Task goal:
Among the entries below, find each line with "Components" and show it.
*** Working data
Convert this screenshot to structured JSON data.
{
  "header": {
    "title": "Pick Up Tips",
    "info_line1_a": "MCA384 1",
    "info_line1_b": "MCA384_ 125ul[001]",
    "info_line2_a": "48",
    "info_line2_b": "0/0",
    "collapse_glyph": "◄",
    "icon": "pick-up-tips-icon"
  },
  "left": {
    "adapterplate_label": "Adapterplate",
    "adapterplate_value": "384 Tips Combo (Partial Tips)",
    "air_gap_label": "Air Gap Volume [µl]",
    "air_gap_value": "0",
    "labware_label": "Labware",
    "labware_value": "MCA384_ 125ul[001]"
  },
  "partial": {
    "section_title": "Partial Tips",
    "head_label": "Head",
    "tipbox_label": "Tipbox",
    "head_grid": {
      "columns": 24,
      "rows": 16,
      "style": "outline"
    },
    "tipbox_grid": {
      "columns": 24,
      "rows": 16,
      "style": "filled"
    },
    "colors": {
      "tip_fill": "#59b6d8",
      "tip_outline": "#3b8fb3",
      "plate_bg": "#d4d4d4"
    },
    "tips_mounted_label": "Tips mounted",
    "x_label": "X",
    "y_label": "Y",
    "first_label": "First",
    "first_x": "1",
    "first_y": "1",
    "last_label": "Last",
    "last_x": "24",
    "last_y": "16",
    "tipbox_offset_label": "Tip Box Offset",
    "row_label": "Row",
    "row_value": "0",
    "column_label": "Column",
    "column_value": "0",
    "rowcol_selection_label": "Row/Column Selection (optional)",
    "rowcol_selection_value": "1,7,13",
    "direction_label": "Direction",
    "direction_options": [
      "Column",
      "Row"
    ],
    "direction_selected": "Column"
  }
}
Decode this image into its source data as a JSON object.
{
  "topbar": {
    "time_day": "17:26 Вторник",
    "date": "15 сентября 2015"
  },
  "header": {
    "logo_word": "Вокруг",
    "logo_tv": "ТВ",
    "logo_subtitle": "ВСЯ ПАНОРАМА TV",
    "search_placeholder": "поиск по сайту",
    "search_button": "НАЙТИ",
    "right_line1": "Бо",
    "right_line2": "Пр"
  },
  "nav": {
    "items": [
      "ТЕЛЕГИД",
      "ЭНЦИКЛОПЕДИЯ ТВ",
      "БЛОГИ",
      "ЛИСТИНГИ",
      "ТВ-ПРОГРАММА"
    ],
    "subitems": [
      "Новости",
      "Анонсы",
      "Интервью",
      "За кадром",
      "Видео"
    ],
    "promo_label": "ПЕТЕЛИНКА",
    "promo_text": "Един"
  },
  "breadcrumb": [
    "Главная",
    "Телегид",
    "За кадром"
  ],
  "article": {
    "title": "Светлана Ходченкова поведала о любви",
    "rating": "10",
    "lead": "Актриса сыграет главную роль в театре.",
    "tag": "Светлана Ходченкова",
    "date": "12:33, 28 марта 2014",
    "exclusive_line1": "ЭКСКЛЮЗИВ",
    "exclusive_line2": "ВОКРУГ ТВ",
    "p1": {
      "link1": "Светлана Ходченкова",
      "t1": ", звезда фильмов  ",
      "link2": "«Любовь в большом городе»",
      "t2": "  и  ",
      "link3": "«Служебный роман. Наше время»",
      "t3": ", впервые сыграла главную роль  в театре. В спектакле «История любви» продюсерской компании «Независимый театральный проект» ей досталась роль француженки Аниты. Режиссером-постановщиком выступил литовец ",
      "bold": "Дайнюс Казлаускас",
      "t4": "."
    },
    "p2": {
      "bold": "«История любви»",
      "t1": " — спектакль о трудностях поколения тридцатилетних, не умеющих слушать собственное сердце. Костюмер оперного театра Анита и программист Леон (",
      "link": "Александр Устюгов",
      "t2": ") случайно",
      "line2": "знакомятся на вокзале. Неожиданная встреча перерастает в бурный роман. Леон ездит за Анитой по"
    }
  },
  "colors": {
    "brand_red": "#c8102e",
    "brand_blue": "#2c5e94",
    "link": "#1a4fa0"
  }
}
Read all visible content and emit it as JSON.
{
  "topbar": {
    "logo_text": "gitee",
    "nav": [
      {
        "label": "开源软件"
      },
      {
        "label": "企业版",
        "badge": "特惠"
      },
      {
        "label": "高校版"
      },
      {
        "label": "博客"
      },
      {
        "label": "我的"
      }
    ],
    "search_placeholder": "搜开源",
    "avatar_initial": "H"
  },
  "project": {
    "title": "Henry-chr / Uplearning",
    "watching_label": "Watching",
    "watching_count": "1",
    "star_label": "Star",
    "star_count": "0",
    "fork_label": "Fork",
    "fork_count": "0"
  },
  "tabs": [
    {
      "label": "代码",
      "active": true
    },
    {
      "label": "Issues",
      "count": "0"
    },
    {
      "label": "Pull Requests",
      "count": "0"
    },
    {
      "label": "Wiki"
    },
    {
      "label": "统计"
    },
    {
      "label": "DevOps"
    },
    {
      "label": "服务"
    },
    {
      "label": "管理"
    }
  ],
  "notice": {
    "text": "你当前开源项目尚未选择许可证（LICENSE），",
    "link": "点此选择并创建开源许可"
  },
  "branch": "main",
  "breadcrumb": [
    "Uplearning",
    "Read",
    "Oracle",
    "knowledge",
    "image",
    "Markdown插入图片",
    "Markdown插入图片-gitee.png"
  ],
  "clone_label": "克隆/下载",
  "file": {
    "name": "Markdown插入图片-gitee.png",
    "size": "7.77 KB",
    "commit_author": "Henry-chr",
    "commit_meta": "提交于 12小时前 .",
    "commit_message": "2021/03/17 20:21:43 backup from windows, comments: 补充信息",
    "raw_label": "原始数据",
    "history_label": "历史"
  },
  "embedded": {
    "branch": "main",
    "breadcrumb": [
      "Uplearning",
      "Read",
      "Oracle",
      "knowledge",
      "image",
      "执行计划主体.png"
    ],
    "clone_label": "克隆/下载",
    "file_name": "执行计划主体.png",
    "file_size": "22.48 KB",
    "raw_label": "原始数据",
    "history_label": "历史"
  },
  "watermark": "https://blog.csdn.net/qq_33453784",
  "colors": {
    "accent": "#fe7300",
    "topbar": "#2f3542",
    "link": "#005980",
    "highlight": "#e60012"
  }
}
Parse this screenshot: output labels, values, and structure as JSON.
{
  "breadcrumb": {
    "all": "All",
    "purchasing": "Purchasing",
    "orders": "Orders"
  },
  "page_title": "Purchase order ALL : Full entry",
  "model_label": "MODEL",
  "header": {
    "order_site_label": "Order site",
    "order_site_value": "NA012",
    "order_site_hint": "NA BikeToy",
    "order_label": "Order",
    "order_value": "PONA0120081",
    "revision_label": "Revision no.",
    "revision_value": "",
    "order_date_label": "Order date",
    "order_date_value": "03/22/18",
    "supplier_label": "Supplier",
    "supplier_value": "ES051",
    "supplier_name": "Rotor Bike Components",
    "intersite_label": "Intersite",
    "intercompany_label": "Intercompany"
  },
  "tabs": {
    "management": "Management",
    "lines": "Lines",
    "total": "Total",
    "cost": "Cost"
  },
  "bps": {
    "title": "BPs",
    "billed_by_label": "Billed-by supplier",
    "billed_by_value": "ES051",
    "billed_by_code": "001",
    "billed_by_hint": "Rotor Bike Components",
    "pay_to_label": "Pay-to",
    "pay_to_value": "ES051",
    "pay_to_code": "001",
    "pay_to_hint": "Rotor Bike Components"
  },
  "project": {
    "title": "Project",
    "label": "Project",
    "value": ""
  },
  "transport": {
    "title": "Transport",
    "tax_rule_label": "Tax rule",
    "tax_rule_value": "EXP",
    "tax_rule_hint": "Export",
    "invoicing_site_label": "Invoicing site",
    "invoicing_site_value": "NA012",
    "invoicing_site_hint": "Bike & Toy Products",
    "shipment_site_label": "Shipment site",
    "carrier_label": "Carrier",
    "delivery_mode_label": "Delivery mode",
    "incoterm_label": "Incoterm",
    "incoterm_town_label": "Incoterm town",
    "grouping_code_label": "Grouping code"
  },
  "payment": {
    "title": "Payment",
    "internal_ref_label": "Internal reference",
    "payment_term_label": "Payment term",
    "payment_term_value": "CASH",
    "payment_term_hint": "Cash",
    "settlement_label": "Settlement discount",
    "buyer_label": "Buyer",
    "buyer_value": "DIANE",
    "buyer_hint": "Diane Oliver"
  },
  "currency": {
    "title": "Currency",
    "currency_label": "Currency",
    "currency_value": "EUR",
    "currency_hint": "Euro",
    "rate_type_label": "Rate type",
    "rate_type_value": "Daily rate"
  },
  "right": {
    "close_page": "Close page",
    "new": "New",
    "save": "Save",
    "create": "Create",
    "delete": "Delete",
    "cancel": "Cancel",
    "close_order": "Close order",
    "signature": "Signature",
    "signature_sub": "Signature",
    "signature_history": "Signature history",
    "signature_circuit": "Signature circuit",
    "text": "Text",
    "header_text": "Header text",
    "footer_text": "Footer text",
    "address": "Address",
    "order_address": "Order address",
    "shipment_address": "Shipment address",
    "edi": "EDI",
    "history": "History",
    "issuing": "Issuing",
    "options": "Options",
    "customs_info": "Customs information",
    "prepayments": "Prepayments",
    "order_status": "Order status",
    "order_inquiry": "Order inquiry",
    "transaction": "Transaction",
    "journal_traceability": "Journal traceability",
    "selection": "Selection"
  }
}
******
Completed exercise:
    "supplier_name": "Rotor Bike Components",
    "billed_by_hint": "Rotor Bike Components",
    "pay_to_hint": "Rotor Bike Components"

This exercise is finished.